Loss of sympathetic stimulation can mean….
decreased blood flow to exercising muscle
decreased delivery of O2
decreased ability to remove metabolic end products
greater dependence on anaerobic E

accumulation of lactic acid

early onset of fatigue

diminishes thermoregulation capability decreasing capability to dissipate heat, increasing risk for heat prostration
medical emergency

occurs in individuals with SCI at T6 or above

“uninhibited reflex to a noxious stimulus resulting in total body vasoconstriction”

symptoms include:

pounding headache
profuse sweating
goose bumps
splotching of skin
nasal obstruction
Exercise Suggestions & Modifications
body check, empty catheter
exercise should focus on functional activity (e.g., transfers, reaching)
differential between short bouts of exercise (function) & and endurance (travel)
vary CVE by travel ...grass, flat surfaces, inclines
upper body exercises
THR calculation 200-age
intermittent CVE depending upon tolerance & RPE
free weights vs. machines may be easier for transferring purposes
counter-balancing for homolateral exercises
active-passive finish
creativity!


Lateral spinothalamic
Pain and temperature


Fasciculus gracile
Touch, pressure and conscious muscle joint sense


Dorsal spinocerebellar
Proprioception


Lateral corticospinal
Voluntary skilled movement of trunk and hind limbs


Ventral corticospinal
Voluntary skilled movement of forelimb

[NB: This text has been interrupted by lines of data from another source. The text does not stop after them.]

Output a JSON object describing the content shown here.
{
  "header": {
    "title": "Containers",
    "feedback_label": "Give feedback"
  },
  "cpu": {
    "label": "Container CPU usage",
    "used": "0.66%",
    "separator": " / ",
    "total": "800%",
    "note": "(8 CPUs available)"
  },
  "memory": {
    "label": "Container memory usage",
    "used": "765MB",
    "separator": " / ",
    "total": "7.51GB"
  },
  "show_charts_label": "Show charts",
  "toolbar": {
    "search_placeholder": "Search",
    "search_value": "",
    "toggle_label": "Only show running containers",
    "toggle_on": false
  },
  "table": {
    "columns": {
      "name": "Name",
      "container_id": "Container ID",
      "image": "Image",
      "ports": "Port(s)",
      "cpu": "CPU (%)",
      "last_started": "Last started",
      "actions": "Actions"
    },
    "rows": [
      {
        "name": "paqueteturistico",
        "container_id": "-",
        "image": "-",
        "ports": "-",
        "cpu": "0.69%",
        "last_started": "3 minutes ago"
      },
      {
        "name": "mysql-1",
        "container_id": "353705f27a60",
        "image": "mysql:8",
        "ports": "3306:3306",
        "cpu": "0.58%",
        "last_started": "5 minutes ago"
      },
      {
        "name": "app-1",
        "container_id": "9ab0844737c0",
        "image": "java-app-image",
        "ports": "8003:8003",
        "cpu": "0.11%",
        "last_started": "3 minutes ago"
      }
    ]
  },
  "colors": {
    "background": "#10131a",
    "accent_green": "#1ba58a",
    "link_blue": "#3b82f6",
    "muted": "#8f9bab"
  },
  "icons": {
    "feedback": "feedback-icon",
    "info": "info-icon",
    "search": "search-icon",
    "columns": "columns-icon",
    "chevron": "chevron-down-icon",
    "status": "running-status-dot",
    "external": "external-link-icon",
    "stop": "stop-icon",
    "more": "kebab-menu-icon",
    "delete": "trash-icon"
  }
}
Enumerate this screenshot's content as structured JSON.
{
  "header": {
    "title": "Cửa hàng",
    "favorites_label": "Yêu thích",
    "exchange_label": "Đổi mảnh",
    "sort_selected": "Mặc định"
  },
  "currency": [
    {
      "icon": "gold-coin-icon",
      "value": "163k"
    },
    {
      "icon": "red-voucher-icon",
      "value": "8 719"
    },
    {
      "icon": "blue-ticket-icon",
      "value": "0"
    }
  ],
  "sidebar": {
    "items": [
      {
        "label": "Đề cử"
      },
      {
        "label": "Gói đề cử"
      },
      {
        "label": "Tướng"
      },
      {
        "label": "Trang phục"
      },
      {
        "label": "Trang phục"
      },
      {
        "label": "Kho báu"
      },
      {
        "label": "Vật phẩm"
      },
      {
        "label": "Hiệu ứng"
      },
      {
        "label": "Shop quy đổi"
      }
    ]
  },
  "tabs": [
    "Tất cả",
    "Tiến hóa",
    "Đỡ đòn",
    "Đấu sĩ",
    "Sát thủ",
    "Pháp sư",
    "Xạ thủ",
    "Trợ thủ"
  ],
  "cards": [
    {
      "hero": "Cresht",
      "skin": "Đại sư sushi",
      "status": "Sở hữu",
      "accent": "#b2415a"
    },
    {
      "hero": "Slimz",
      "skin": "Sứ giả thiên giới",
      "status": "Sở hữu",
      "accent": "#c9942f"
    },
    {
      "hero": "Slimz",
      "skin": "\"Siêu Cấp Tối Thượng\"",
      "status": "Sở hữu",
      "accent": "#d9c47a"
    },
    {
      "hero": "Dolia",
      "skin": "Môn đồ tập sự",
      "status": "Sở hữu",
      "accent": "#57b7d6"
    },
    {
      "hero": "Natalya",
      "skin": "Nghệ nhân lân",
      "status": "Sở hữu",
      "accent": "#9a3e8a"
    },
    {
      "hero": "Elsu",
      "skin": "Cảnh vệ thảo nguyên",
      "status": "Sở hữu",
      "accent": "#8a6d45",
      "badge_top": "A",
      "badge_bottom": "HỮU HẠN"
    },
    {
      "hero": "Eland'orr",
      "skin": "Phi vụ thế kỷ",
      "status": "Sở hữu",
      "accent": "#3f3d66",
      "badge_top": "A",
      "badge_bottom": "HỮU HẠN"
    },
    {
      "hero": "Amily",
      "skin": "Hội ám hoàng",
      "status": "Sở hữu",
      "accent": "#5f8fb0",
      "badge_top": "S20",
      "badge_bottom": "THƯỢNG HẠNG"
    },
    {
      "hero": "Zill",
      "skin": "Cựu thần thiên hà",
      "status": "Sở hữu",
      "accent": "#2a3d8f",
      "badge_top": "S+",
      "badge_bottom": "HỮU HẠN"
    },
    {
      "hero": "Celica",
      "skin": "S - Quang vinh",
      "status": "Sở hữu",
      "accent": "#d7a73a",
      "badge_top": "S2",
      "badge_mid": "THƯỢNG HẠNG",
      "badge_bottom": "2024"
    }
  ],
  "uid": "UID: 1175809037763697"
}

Rubrospinal
Facilitate activity of flexor muscles and inhibits extensors


7 Cervical Vert. but 8 cervical nerves
Full transcript